• _Work instructions_: Restate every entry word for word.

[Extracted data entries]
"""

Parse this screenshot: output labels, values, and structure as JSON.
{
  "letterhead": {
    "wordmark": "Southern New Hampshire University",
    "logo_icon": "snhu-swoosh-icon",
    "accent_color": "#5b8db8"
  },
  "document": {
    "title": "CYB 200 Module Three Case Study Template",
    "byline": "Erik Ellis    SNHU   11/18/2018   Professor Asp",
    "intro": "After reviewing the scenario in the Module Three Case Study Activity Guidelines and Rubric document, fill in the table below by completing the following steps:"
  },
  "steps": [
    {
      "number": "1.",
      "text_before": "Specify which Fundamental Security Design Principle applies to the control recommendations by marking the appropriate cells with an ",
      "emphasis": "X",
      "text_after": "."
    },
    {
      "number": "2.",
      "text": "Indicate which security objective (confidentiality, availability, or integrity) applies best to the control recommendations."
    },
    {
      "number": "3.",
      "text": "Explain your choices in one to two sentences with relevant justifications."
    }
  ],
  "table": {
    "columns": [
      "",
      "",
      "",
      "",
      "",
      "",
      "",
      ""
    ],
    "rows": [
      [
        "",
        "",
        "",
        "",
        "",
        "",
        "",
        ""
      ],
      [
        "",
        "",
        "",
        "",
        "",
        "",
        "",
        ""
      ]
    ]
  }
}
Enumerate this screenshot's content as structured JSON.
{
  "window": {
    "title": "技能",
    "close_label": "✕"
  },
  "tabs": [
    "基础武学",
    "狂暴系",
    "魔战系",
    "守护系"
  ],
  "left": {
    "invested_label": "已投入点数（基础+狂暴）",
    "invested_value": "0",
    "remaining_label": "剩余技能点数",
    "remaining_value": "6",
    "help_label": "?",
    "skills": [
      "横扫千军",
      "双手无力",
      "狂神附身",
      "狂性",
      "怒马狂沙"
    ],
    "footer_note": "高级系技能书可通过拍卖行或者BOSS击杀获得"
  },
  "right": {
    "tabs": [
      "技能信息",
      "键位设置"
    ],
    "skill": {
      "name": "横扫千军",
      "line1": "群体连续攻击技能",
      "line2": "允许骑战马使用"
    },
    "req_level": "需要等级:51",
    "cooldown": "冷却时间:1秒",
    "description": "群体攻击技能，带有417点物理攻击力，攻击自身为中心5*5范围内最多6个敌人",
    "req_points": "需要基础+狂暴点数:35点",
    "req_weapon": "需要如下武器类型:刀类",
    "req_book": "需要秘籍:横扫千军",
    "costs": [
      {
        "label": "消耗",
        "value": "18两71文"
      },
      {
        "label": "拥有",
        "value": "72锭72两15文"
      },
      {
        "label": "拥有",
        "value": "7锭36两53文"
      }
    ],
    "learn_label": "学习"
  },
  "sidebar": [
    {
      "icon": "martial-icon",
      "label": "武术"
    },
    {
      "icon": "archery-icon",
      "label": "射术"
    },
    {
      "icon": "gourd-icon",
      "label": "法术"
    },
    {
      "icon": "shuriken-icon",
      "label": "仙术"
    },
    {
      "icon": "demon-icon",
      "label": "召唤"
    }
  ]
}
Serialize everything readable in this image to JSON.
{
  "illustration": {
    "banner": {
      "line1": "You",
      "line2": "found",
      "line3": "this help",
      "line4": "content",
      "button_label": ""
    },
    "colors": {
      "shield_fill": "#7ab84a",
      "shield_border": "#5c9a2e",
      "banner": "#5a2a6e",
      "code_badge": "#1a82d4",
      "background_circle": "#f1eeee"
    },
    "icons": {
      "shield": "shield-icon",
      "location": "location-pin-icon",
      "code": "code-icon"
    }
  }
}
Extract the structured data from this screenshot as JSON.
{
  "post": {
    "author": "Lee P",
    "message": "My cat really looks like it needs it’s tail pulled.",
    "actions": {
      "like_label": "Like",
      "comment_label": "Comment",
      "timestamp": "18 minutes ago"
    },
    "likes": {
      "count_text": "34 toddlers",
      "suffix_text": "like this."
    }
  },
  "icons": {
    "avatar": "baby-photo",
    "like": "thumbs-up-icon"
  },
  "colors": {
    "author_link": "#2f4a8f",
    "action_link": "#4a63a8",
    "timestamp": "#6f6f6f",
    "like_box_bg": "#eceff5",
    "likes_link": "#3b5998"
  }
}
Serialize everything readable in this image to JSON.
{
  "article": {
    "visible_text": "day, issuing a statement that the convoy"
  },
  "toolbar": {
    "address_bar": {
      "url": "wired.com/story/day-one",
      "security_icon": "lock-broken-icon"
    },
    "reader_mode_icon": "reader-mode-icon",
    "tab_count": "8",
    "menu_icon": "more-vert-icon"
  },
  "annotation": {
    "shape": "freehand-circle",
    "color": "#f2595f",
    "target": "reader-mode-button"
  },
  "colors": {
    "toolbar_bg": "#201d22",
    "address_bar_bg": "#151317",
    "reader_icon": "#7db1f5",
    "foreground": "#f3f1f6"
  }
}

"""

• _Exercise solution_:
Parse this screenshot: output labels, values, and structure as JSON.
{
  "letterhead": {
    "wordmark": "Southern New Hampshire University",
    "logo_icon": "snhu-swoosh-icon",
    "accent_color": "#5b8db8"
  },
  "document": {
    "title": "CYB 200 Module Three Case Study Template",
    "byline": "Erik Ellis    SNHU   11/18/2018   Professor Asp",
    "intro": "After reviewing the scenario in the Module Three Case Study Activity Guidelines and Rubric document, fill in the table below by completing the following steps:"
  },
  "steps": [
    {
      "number": "1.",
      "text_before": "Specify which Fundamental Security Design Principle applies to the control recommendations by marking the appropriate cells with an ",
      "emphasis": "X",
      "text_after": "."
    },
    {
      "number": "2.",
      "text": "Indicate which security objective (confidentiality, availability, or integrity) applies best to the control recommendations."
    },
    {
      "number": "3.",
      "text": "Explain your choices in one to two sentences with relevant justifications."
    }
  ],
  "table": {
    "columns": [
      "",
      "",
      "",
      "",
      "",
      "",
      "",
      ""
    ],
    "rows": [
      [
        "",
        "",
        "",
        "",
        "",
        "",
        "",
        ""
      ],
      [
        "",
        "",
        "",
        "",
        "",
        "",
        "",
        ""
      ]
    ]
  }
}
Enumerate this screenshot's content as structured JSON.
{
  "window": {
    "title": "技能",
    "close_label": "✕"
  },
  "tabs": [
    "基础武学",
    "狂暴系",
    "魔战系",
    "守护系"
  ],
  "left": {
    "invested_label": "已投入点数（基础+狂暴）",
    "invested_value": "0",
    "remaining_label": "剩余技能点数",
    "remaining_value": "6",
    "help_label": "?",
    "skills": [
      "横扫千军",
      "双手无力",
      "狂神附身",
      "狂性",
      "怒马狂沙"
    ],
    "footer_note": "高级系技能书可通过拍卖行或者BOSS击杀获得"
  },
  "right": {
    "tabs": [
      "技能信息",
      "键位设置"
    ],
    "skill": {
      "name": "横扫千军",
      "line1": "群体连续攻击技能",
      "line2": "允许骑战马使用"
    },
    "req_level": "需要等级:51",
    "cooldown": "冷却时间:1秒",
    "description": "群体攻击技能，带有417点物理攻击力，攻击自身为中心5*5范围内最多6个敌人",
    "req_points": "需要基础+狂暴点数:35点",
    "req_weapon": "需要如下武器类型:刀类",
    "req_book": "需要秘籍:横扫千军",
    "costs": [
      {
        "label": "消耗",
        "value": "18两71文"
      },
      {
        "label": "拥有",
        "value": "72锭72两15文"
      },
      {
        "label": "拥有",
        "value": "7锭36两53文"
      }
    ],
    "learn_label": "学习"
  },
  "sidebar": [
    {
      "icon": "martial-icon",
      "label": "武术"
    },
    {
      "icon": "archery-icon",
      "label": "射术"
    },
    {
      "icon": "gourd-icon",
      "label": "法术"
    },
    {
      "icon": "shuriken-icon",
      "label": "仙术"
    },
    {
      "icon": "demon-icon",
      "label": "召唤"
    }
  ]
}
Serialize everything readable in this image to JSON.
{
  "illustration": {
    "banner": {
      "line1": "You",
      "line2": "found",
      "line3": "this help",
      "line4": "content",
      "button_label": ""
    },
    "colors": {
      "shield_fill": "#7ab84a",
      "shield_border": "#5c9a2e",
      "banner": "#5a2a6e",
      "code_badge": "#1a82d4",
      "background_circle": "#f1eeee"
    },
    "icons": {
      "shield": "shield-icon",
      "location": "location-pin-icon",
      "code": "code-icon"
    }
  }
}
Extract the structured data from this screenshot as JSON.
{
  "post": {
    "author": "Lee P",
    "message": "My cat really looks like it needs it’s tail pulled.",
    "actions": {
      "like_label": "Like",
      "comment_label": "Comment",
      "timestamp": "18 minutes ago"
    },
    "likes": {
      "count_text": "34 toddlers",
      "suffix_text": "like this."
    }
  },
  "icons": {
    "avatar": "baby-photo",
    "like": "thumbs-up-icon"
  },
  "colors": {
    "author_link": "#2f4a8f",
    "action_link": "#4a63a8",
    "timestamp": "#6f6f6f",
    "like_box_bg": "#eceff5",
    "likes_link": "#3b5998"
  }
}
Serialize everything readable in this image to JSON.
{
  "article": {
    "visible_text": "day, issuing a statement that the convoy"
  },
  "toolbar": {
    "address_bar": {
      "url": "wired.com/story/day-one",
      "security_icon": "lock-broken-icon"
    },
    "reader_mode_icon": "reader-mode-icon",
    "tab_count": "8",
    "menu_icon": "more-vert-icon"
  },
  "annotation": {
    "shape": "freehand-circle",
    "color": "#f2595f",
    "target": "reader-mode-button"
  },
  "colors": {
    "toolbar_bg": "#201d22",
    "address_bar_bg": "#151317",
    "reader_icon": "#7db1f5",
    "foreground": "#f3f1f6"
  }
}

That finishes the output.